Four years is a long time, but even longer when comparing banks' relationship with Washington since the last round of political conventions.
How much has changed since Barack Obama and John McCain were formally nominated in 2008? Just a global financial crisis, the longest wave of bank failures since the savings and loan debacle, an unprecedented bailout and a just-as-unprecedented regulatory overhaul.
With the industry still fragile, many banks that had been a mainstay of past conventions are passing on the Republican gathering in Tampa starting Monday, and the Democratic convention in Charlotte the following week.
"In this economic environment, there is a major drop-off in participation by financial institutions," said Richard Hunt, president of the Consumer Bankers Association.
Let's compare that just to the 2008 Democratic convention in Denver. Bank of America, which would soon have a shotgun wedding with Merrill Lynch and then get a $45 billion lifeline from the government, was honored with a glitzy party. In attendance — to celebrate B of A's investments in green technology — were Democratic members of Congress and liberal celebrities such as Susan Sarandon.
Long before any derivatives trading losses in its London investment office, JPMorgan Chase hosted a reception for female governors during the Democratic gathering. Attendees included Janet Napolitano and Kathleen Sebelius, now, respectively, the secretaries for homeland security and health and human services. Before becoming President Obama's first chief of staff, up-and-coming Democratic Rep. Rahm Emanuel was also at the party, speaking to the press about his longstanding friendship with the bank's chief executive, Jamie Dimon.

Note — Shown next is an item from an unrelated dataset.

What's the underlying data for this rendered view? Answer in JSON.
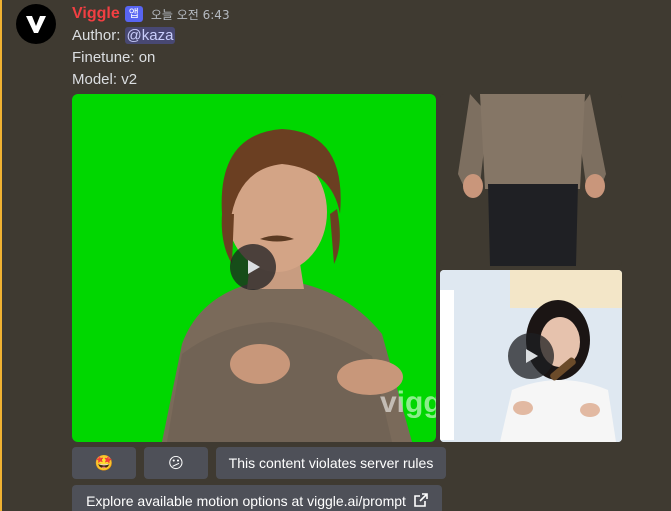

"They are a very important financial institution in troubled times for the financial industry in America," Emanuel said.
The industry's top concerns about a potential Obama administration involved credit-card regulation, which was enacted the following year, and attempts — ultimately unsuccessful — to allow bankruptcy judges to "cram down" mortgage debt. But both were later overshadowed by other seismic changes in banking.
While there was recognition in Denver that the banking sector was facing trouble, no one foresaw the magnitude of the crisis that would hit the following month.
"The storm hadn't quite come ashore," said Cornelius Hurley, director of the BU Center for Finance, Law & Policy at Boston University, "but there was a lot of fear and foreboding."
Referring to what has happened since then, Hurley said, "It's been mind-boggling."
There have been two key developments in the industry's relationship with politicians since 2008. First, the industry's backlash against the Dodd-Frank Act, enacted at a time when Democrats controlled the White House and both houses of Congress, has brought banks closer in alignment with one political party — the GOP — than at any time in recent memory. Financial regulation was not an overly partisan issue for most of the 1990s and 2000s, but it is today.
This trend can be seen most plainly in the industry's campaign contributions. In this year's election cycle, commercial banks are favoring Republicans over Democrats by a larger percentage than in any election since at least the 1980s, according to campaign finance data from the Center for Responsive Politics.
The second shift is the public's growing suspicion of banks as financial regulation has generally become a more prominent political issue. A June 2012 Gallup poll found that only 9% of Americans have a great deal of confidence in banks, the second-lowest mark since polling began in 1979. (Congress still scored lower.)